Citation: Lingelbach K, Dreyer AM, Schöllhorn I, Bui M, Weng M, Diederichs F, Rieger JW, Petermann-Stock I and Vukelić M (2021) Brain Oscillation Entrainment by Perceptible and Non-perceptible Rhythmic Light Stimulation. Front. Neuroergon. 2:646225. doi: 10.3389/fnrgo.2021.646225
Received: 25 December 2020; Accepted: 02 March 2021;
Published: 14 April 2021.
Edited by:Raphaëlle N. Roy, Institut Supérieur de l'Aéronautique et de l'Espace (ISAE-SUPAERO), France
Reviewed by:Simon Ladouce, Institut Supérieur de l'Aéronautique et de l'Espace (ISAE-SUPAERO), France
Hélène Devillez, University of Iceland, Iceland
Copyright © 2021 Lingelbach, Dreyer, Schöllhorn, Bui, Weng, Diederichs, Rieger, Petermann-Stock and Vukelić. This is an open-access article distributed under the terms of the Creative Commons Attribution License (CC BY). The use, distribution or reproduction in other forums is permitted, provided the original author(s) and the copyright owner(s) are credited and that the original publication in this journal is cited, in accordance with accepted academic practice. No use, distribution or reproduction is permitted which does not comply with these terms.

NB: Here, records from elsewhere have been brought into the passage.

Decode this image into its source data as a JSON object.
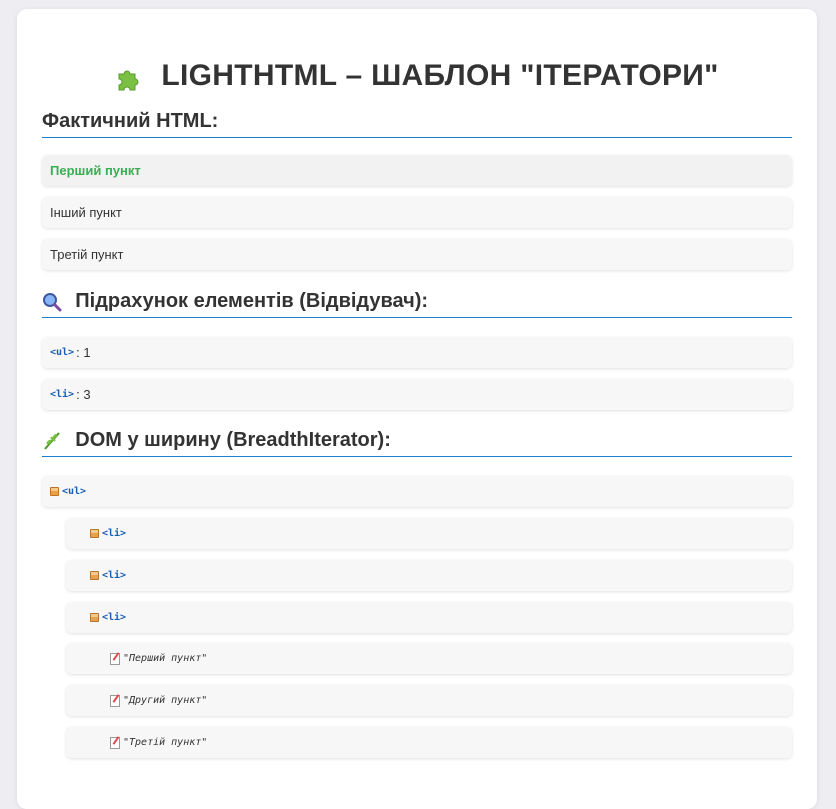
{
  "title": "LIGHTHTML – ШАБЛОН \"ІТЕРАТОРИ\"",
  "title_icon": "puzzle-piece-icon",
  "sections": {
    "html": {
      "label": "Фактичний HTML:"
    },
    "counter": {
      "label": "Підрахунок елементів (Відвідувач):",
      "icon": "magnifier-icon"
    },
    "bfs": {
      "label": "DOM у ширину (BreadthIterator):",
      "icon": "herb-icon"
    }
  },
  "html_items": [
    "Перший пункт",
    "Інший пункт",
    "Третій пункт"
  ],
  "counts": [
    {
      "tag": "<ul>",
      "count": ": 1"
    },
    {
      "tag": "<li>",
      "count": ": 3"
    }
  ],
  "bfs_nodes": [
    {
      "text": "<ul>",
      "kind": "element",
      "icon": "package-icon"
    },
    {
      "text": "<li>",
      "kind": "element",
      "icon": "package-icon"
    },
    {
      "text": "<li>",
      "kind": "element",
      "icon": "package-icon"
    },
    {
      "text": "<li>",
      "kind": "element",
      "icon": "package-icon"
    },
    {
      "text": "\"Перший пункт\"",
      "kind": "text",
      "icon": "memo-icon"
    },
    {
      "text": "\"Другий пункт\"",
      "kind": "text",
      "icon": "memo-icon"
    },
    {
      "text": "\"Третій пункт\"",
      "kind": "text",
      "icon": "memo-icon"
    }
  ],
  "colors": {
    "accent": "#1a7fd0",
    "highlight": "#3aae52",
    "background": "#eeeef2"
  }
}
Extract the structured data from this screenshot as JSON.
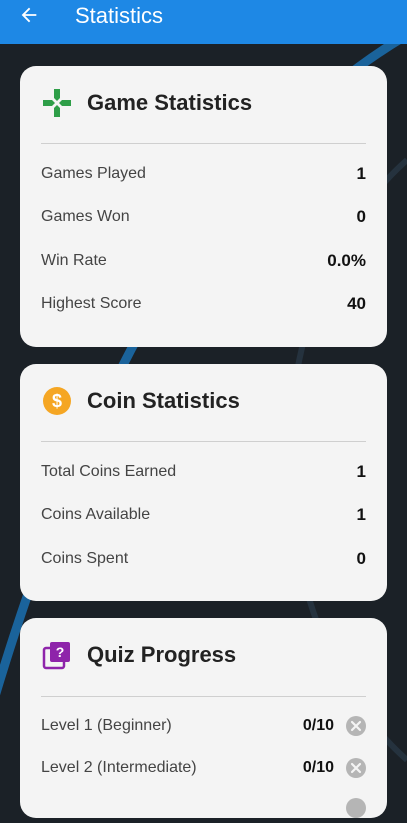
{
  "app_bar": {
    "title": "Statistics",
    "back_icon": "arrow-back-icon",
    "background": "#1e88e5"
  },
  "game_statistics": {
    "title": "Game Statistics",
    "icon": "gamepad-icon",
    "icon_color": "#2e9e48",
    "rows": [
      {
        "label": "Games Played",
        "value": "1"
      },
      {
        "label": "Games Won",
        "value": "0"
      },
      {
        "label": "Win Rate",
        "value": "0.0%"
      },
      {
        "label": "Highest Score",
        "value": "40"
      }
    ]
  },
  "coin_statistics": {
    "title": "Coin Statistics",
    "icon": "dollar-coin-icon",
    "icon_color": "#f5a623",
    "rows": [
      {
        "label": "Total Coins Earned",
        "value": "1"
      },
      {
        "label": "Coins Available",
        "value": "1"
      },
      {
        "label": "Coins Spent",
        "value": "0"
      }
    ]
  },
  "quiz_progress": {
    "title": "Quiz Progress",
    "icon": "quiz-icon",
    "icon_color": "#8e24aa",
    "rows": [
      {
        "label": "Level 1 (Beginner)",
        "value": "0/10",
        "status_icon": "cancel-icon"
      },
      {
        "label": "Level 2 (Intermediate)",
        "value": "0/10",
        "status_icon": "cancel-icon"
      }
    ]
  }
}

*Correspondence: Katharina Lingelbach, email@example.com